Since no contested election was involved, the committee merely submitted its findings without recommendations. Overton therefore promptly declared that he was absolved of any wrongdoing, and Huey Long introduced a resolution demanding an investigation into the sources of the "libel" and "propaganda" used against him. The Senate referred this resolution to the Committee on Privileges and Elections, which took no action on the matter. Long also took the floor on January 30 to defend the practices of Louisiana and his organization, including the use of dummy candidates, which he asserted was common in other states as well.
Meanwhile, the Senate struggled with a continuing stream of petitions from Louisiana citizens calling for Long's expulsion because of irregularities in his 1930 election. In April 1933 Long, upset because the newspapers had published many of the allegations, asked that the Senate refer these papers and petitions to the Judiciary Committee in order to resolve the legal question whether they were privileged from actions for libel and whether they should have been received by the Senate. The committee eventually reported in March 1934 that the petitions were "scurrilous and defamatory . . . and fail to give any detail or facts . . . such as to justify action on the part of the Senate." The committee added that, if the Senate had realized their vague nature, it should probably never have agreed to receive these petitions, but once they had been received they were "clothed with a limited privilege."
Privileges and Elections Committee
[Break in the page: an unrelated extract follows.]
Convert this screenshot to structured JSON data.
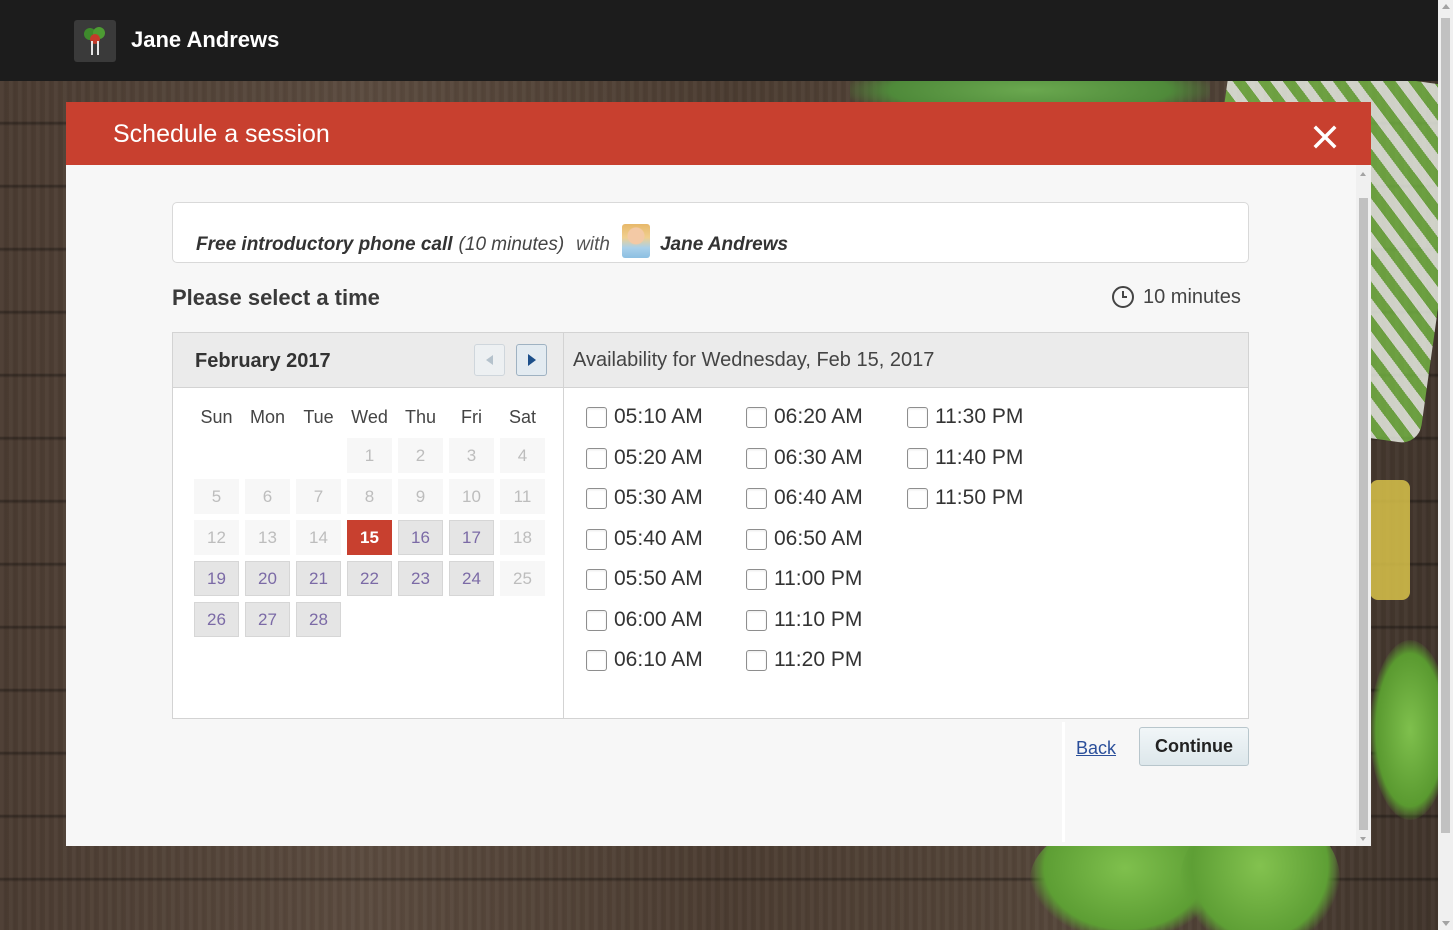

In January 1934 the Senate also referred the multitude of petitions seeking the expulsion of both Long and Overton to the Committee on Privileges and Elections to consider the substantive issues raised. After the ruling by the Judiciary Committee, Privileges and Elections held yet another series of public hearings in May 1934. On June 16, 1934, that committee, too, concluded that the evidence did not warrant further Senate action, and the Senate agreed on a voice vote. Huey Long and John Overton thus retained their seats.
Throughout 1934 and 1935, Huey Long moved aggressively into national politics and became an increasingly vehement anti-Roosevelt spokesman. He served in the Senate until his death at the hands of an assassin in the Louisiana state capitol in 1935. John Overton remained in the Senate until his death in 1948.
Source: U.S. Senate Historical Office, United States Senate Election, Expulsion and Censure Cases: 1793-1990 (Washington: Government Printing Office, 1995), pp. 351-354.